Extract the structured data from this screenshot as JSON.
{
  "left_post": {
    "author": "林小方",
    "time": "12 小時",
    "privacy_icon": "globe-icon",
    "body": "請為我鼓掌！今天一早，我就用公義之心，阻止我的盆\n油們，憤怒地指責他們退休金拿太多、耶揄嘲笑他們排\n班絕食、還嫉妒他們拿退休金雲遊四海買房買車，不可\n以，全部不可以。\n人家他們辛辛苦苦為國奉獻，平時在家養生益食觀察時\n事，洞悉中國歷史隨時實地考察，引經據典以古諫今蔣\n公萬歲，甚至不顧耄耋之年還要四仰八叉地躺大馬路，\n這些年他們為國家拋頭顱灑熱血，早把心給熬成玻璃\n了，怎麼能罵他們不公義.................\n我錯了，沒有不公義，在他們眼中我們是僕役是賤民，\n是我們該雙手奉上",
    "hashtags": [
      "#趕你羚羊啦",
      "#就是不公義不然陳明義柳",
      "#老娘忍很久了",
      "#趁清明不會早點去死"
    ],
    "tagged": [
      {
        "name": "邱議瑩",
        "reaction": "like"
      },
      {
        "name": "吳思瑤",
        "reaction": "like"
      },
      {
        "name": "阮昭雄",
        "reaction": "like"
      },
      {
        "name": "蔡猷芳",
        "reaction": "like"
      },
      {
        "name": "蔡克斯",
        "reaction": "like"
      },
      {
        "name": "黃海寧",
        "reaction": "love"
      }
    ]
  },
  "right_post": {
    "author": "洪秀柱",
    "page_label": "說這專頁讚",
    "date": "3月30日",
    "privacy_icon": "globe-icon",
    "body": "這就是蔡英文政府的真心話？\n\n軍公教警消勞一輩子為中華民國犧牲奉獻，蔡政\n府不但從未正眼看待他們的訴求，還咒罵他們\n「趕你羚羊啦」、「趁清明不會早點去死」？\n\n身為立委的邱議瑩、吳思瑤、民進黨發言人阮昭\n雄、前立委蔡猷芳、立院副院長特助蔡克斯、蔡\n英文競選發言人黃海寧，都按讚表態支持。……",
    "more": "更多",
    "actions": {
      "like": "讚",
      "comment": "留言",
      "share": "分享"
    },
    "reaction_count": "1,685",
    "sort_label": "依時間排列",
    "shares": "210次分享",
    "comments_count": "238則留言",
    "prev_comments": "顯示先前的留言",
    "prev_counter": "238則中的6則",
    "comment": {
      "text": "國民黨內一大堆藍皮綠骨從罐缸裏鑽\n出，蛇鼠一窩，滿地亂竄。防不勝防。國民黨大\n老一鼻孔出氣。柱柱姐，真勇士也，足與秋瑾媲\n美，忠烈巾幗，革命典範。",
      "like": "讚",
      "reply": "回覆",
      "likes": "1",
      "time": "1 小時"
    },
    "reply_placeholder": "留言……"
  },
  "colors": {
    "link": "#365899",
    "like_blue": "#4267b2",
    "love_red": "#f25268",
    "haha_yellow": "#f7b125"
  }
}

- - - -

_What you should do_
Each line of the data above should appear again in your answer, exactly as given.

_Written response_
Extract the structured data from this screenshot as JSON.
{
  "left_post": {
    "author": "林小方",
    "time": "12 小時",
    "privacy_icon": "globe-icon",
    "body": "請為我鼓掌！今天一早，我就用公義之心，阻止我的盆\n油們，憤怒地指責他們退休金拿太多、耶揄嘲笑他們排\n班絕食、還嫉妒他們拿退休金雲遊四海買房買車，不可\n以，全部不可以。\n人家他們辛辛苦苦為國奉獻，平時在家養生益食觀察時\n事，洞悉中國歷史隨時實地考察，引經據典以古諫今蔣\n公萬歲，甚至不顧耄耋之年還要四仰八叉地躺大馬路，\n這些年他們為國家拋頭顱灑熱血，早把心給熬成玻璃\n了，怎麼能罵他們不公義.................\n我錯了，沒有不公義，在他們眼中我們是僕役是賤民，\n是我們該雙手奉上",
    "hashtags": [
      "#趕你羚羊啦",
      "#就是不公義不然陳明義柳",
      "#老娘忍很久了",
      "#趁清明不會早點去死"
    ],
    "tagged": [
      {
        "name": "邱議瑩",
        "reaction": "like"
      },
      {
        "name": "吳思瑤",
        "reaction": "like"
      },
      {
        "name": "阮昭雄",
        "reaction": "like"
      },
      {
        "name": "蔡猷芳",
        "reaction": "like"
      },
      {
        "name": "蔡克斯",
        "reaction": "like"
      },
      {
        "name": "黃海寧",
        "reaction": "love"
      }
    ]
  },
  "right_post": {
    "author": "洪秀柱",
    "page_label": "說這專頁讚",
    "date": "3月30日",
    "privacy_icon": "globe-icon",
    "body": "這就是蔡英文政府的真心話？\n\n軍公教警消勞一輩子為中華民國犧牲奉獻，蔡政\n府不但從未正眼看待他們的訴求，還咒罵他們\n「趕你羚羊啦」、「趁清明不會早點去死」？\n\n身為立委的邱議瑩、吳思瑤、民進黨發言人阮昭\n雄、前立委蔡猷芳、立院副院長特助蔡克斯、蔡\n英文競選發言人黃海寧，都按讚表態支持。……",
    "more": "更多",
    "actions": {
      "like": "讚",
      "comment": "留言",
      "share": "分享"
    },
    "reaction_count": "1,685",
    "sort_label": "依時間排列",
    "shares": "210次分享",
    "comments_count": "238則留言",
    "prev_comments": "顯示先前的留言",
    "prev_counter": "238則中的6則",
    "comment": {
      "text": "國民黨內一大堆藍皮綠骨從罐缸裏鑽\n出，蛇鼠一窩，滿地亂竄。防不勝防。國民黨大\n老一鼻孔出氣。柱柱姐，真勇士也，足與秋瑾媲\n美，忠烈巾幗，革命典範。",
      "like": "讚",
      "reply": "回覆",
      "likes": "1",
      "time": "1 小時"
    },
    "reply_placeholder": "留言……"
  },
  "colors": {
    "link": "#365899",
    "like_blue": "#4267b2",
    "love_red": "#f25268",
    "haha_yellow": "#f7b125"
  }
}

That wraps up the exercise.